My Child Has Special Needs

Coping with a diagnosis.

I sit here not knowing how to start. I figured if I just write the way I feel, I could share some great information for parents who might benefit from my family’s story. It’s a story of real hope and an amazing little girl who has taught everyone around her that she is a bumblebee. The reason I call her a bumblebee is because according to physics, bumblebees are not supposed to fly. But they do. So does Hannah.

When you are blessed with a child, you think about all of the fun you will have nurturing your baby and teaching your child everything you know. Then sometimes you get a wake-up call that stops you in your tracks— a flu, a missing milestone or, in our case, a diagnosis of something you never knew existed.

We noticed around 5 months of age that our daughter was beginning to clench her right hand. When we met with a specialist, our thoughts were confirmed. There was a problem. (Now before I go further, I want you to know that Hannah is a happy, healthy, communicative child. She runs around the park, makes friends and causes mischief, like most girls her age. So if I share a moment that may shock you, please remember that my daughter is a bumblebee.) The specialist recommended an MRI, which revealed Hannah had suffered a stroke. At that moment, fear overcame us. But we decided very quickly to help Hannah recover and even excel in her everyday life.

We chose to be extremely aggressive with Hannah’s daily activities. I committed to overseeing this around the clock. I left my job as a head hunter who had spent the last ten years working with professionals at the chief executive level. And I became immersed in the New York City subculture of stay-at-home moms. I made sure we had a strong support system for helping Hannah to thrive. A big part of that was finding supports for us, Hannah’s family.

Does this sound familiar? Perhaps you have a child with special needs. I want to share what worked for us. I hope it will support you and your family.

Consider religion.

You gravitate toward religion when something happens to your child. Even if you are an atheist or agnostic, I strongly recommend you have faith. Believe that with your determination and focus, you will provide the best support for you and your family.

Be patient.

People will share what they feel is helpful. They will want to try and fix your child’s challenge for you. They will also begin to tell you absurd tips. Take these with a grain of salt, pondering the advice if you think it might prove useful.

Voice your concerns.
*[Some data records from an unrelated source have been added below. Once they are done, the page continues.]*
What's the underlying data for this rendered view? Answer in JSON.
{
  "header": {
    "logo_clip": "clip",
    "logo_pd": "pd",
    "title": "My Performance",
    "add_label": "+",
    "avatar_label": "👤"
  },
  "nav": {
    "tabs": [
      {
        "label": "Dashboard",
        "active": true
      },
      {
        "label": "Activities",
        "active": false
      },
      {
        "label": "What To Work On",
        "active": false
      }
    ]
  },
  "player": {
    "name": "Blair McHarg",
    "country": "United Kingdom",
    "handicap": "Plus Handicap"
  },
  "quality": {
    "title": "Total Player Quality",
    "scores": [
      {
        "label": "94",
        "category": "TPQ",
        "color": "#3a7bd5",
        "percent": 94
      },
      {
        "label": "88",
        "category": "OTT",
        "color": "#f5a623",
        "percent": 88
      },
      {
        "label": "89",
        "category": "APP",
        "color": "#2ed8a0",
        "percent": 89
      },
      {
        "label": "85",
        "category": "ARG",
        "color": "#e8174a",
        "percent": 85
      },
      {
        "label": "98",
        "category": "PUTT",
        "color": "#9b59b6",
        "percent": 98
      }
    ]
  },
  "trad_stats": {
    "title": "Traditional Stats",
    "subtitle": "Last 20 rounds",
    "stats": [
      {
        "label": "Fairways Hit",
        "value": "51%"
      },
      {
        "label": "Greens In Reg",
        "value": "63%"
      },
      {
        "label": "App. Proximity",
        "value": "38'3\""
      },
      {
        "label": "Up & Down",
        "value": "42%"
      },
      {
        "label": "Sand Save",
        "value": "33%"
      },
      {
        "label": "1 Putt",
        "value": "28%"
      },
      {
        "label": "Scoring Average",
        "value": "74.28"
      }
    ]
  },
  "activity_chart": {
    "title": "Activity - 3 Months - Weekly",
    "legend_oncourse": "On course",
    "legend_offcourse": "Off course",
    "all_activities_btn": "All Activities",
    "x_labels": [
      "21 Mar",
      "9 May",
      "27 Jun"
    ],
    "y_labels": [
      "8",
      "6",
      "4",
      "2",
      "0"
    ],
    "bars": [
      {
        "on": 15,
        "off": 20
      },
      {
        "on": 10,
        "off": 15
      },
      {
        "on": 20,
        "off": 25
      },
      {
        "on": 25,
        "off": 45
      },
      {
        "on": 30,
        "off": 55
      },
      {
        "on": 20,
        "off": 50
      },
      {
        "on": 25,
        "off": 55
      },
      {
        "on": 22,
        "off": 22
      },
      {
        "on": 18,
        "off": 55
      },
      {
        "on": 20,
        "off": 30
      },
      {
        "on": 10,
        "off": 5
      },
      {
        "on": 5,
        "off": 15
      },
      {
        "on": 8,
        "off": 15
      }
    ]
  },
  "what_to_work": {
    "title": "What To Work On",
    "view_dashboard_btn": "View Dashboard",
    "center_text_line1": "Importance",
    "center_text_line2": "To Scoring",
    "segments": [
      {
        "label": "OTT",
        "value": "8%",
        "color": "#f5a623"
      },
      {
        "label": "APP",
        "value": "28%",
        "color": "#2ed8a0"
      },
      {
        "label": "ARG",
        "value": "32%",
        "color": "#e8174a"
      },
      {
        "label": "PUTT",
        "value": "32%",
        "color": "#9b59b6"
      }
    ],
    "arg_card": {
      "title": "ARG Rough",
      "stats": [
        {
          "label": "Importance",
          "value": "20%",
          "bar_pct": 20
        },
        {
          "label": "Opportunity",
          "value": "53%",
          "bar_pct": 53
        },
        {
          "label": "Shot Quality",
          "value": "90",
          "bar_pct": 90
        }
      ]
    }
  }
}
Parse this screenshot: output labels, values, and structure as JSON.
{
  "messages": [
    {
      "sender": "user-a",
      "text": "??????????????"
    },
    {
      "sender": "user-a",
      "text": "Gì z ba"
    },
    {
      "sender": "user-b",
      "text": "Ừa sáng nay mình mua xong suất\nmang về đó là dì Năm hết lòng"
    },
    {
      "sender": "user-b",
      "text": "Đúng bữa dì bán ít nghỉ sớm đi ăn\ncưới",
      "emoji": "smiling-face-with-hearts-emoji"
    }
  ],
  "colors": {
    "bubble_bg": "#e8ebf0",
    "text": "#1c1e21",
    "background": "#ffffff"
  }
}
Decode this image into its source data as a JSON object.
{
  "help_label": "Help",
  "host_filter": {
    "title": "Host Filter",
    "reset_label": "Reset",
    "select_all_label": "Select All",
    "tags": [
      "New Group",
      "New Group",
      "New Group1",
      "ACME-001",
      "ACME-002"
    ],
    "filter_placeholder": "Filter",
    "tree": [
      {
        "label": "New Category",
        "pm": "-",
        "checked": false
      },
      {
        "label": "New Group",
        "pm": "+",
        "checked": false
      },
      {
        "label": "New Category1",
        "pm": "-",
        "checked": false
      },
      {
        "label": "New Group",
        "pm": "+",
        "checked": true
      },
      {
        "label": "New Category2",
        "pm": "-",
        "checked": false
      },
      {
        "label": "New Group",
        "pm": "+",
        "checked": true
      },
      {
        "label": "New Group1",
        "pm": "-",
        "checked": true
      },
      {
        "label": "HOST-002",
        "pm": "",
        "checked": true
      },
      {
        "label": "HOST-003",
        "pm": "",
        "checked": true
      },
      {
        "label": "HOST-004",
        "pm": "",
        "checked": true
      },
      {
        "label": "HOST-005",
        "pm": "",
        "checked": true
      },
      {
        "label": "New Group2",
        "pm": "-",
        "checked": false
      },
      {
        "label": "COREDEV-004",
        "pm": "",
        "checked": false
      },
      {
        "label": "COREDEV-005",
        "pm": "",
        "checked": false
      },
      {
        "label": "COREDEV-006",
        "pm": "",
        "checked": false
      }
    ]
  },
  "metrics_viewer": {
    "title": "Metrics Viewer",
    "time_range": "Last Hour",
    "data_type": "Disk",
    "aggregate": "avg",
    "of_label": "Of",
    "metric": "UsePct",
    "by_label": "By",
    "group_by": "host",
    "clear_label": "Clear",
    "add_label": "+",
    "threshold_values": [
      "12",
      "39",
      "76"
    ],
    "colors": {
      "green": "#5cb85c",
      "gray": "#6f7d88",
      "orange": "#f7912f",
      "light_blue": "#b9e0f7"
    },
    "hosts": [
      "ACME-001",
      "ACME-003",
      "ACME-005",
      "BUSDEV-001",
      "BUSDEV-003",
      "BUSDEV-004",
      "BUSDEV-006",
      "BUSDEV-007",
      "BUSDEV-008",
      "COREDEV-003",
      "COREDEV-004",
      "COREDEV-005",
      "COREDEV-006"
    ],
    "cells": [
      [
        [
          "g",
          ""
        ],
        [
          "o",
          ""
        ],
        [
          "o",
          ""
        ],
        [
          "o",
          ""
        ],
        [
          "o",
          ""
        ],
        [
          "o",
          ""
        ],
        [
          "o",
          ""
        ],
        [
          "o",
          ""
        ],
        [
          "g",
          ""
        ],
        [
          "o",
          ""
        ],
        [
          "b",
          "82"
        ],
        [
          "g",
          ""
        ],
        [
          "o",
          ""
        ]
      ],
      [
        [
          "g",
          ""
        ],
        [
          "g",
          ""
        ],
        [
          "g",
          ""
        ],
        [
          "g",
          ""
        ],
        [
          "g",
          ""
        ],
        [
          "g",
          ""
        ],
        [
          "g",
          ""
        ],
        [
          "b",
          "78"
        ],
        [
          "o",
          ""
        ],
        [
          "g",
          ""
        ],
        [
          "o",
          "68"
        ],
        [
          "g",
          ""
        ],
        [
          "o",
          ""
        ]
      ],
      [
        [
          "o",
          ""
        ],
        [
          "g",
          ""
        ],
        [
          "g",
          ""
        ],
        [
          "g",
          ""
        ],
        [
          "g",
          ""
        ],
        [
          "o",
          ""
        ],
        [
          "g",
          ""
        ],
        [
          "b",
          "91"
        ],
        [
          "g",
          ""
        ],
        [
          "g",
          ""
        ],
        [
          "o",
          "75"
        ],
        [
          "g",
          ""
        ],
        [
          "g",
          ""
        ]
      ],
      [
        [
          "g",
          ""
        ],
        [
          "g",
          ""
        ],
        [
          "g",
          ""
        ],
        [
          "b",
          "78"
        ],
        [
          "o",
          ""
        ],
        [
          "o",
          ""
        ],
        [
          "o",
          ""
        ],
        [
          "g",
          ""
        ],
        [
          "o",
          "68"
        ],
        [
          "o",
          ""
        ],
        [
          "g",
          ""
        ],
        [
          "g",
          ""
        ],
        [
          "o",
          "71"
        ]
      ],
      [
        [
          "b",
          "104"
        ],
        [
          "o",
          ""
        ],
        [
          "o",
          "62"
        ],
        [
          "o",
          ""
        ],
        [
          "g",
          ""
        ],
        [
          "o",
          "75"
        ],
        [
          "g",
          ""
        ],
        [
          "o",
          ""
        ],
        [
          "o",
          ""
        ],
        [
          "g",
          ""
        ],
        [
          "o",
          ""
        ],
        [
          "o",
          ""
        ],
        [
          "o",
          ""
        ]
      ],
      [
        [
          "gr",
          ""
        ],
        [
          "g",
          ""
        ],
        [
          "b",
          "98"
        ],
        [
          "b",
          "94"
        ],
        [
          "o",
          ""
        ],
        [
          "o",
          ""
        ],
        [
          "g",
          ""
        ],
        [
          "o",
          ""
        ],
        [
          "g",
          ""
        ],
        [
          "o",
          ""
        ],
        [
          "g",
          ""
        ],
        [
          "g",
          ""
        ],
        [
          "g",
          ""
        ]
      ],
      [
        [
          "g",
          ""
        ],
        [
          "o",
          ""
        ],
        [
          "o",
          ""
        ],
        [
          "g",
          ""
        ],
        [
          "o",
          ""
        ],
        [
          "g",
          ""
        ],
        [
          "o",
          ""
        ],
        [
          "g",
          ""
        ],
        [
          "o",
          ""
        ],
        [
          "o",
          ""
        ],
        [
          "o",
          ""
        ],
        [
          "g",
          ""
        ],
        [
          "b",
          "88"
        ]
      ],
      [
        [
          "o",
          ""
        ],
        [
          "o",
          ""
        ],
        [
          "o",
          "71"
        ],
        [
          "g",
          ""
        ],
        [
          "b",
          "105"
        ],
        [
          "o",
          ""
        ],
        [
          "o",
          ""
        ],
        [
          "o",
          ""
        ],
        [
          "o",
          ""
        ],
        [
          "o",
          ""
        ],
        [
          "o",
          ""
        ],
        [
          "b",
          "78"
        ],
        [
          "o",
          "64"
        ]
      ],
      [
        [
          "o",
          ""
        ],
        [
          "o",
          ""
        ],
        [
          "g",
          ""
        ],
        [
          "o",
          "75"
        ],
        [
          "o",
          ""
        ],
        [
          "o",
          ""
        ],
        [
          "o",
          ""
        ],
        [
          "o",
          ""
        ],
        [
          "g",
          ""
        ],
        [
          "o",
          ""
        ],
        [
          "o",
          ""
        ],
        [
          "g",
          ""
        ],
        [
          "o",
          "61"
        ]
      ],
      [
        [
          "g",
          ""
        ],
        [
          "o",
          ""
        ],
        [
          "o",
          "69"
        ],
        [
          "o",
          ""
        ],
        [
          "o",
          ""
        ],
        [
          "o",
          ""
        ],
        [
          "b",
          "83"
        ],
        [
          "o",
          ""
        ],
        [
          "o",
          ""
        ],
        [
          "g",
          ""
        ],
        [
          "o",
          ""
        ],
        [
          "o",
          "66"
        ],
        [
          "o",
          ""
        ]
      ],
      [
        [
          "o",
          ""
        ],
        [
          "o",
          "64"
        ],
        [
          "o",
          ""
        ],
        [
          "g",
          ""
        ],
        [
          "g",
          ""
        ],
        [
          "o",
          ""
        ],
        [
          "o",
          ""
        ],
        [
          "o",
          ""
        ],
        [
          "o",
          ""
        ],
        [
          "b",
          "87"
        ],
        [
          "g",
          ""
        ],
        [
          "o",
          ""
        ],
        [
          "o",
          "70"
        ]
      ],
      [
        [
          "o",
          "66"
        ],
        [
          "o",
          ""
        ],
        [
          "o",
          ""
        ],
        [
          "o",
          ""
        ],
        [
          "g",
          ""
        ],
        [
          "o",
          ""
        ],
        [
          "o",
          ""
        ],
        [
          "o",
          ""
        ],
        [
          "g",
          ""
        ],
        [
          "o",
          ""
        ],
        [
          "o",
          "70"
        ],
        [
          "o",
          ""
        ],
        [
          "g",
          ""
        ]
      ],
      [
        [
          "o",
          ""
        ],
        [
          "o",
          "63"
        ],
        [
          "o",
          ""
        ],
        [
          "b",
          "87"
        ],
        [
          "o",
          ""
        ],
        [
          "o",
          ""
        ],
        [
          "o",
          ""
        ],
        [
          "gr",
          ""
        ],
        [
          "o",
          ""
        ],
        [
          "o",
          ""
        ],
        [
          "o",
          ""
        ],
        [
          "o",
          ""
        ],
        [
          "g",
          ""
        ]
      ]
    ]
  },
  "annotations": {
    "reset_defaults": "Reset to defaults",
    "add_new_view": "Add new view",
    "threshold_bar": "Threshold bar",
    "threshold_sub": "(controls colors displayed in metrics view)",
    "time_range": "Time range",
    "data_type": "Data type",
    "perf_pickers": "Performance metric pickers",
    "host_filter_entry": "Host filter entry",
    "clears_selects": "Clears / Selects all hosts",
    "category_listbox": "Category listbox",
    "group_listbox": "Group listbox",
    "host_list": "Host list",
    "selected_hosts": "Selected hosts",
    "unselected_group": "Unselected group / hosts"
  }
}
You are you child’s best advocate. Just because someone from the medical profession has diagnosed your child with an illness or a challenge, go get a second opinion! I am serious. You need to make sure you understand what the specialist or doctor is saying and reconfirm everything. Do not hand over your child’s well-being to anyone. That little person is your responsibility, and you need to trust anyone wholeheartedly.

When you begin to work with a program such as Early Intervention, which I think is amazing, do not shy away and pass the baton to your sitter or therapist. Get involved. I realize sometimes parents feel they should be making a better life financially for their child. However, trust me, being part of the developmental process will far exceed any new materialistic things you can provide. When children on the autistic spectrum or diagnosed with a mobility problem come to my yoga class, they thrive with their parents. When a sitter or a therapist accompanies the child, the child tends to resist the activity. Mommy and daddy motivate kids in a different way. This is a good thing.

Engage.

Discover what engages your child the most. Music, art, gym, reading— many of these things foster your child’s learning and development. As long as your child is engaged, he or she feels motivated to interact with whatever activity is enhancing his or her development. It is like when I played the cello as a child. I loved the cello. I yearned to play the instrument, though it took incredible practice. I didn’t wake up one day playing the cello. I practiced, stayed motivated and enjoyed the process of learning.

Reflect.

You must always look at your child like the first day you found out that you were becoming a parent. Have that same joy inside of you, and your child flourishes. Who cares if it takes your child longer than other children to accomplish something? Your child is striving to tackle new feats, and needs you to be the biggest cheerleader.

Realize that everyone has something.

I can’t eat peanuts. My brother is diabetic. What I am trying to share is that everyone has some cause for concern. If your child is diagnosed with a challenge, and you reconfirm it through a second opinion, then focus on how you can best support yourself and your family. You will learn more about yourself once you take ownership of the process of dealing with the diagnosis. You will even want to share how your successes can help others. People need to hear, see and read about hope. We all need it.

Find alternatives.

Come up with ways to add complementary activities to your child’s day. Some children will be booked solid with therapy. Others will have a temporary intervention of therapy. Either way, begin to try alternatives such as yoga, swimming, taekwondo, learning an instrument or even a new language. It is up to your child to decide what to continue pursuing. However, you should show your child what options exist.

From a parent of a child with mild cerebral palsy, I believe you will be fine. Your child will be fine. It is up to us as parents to uncover what fine is.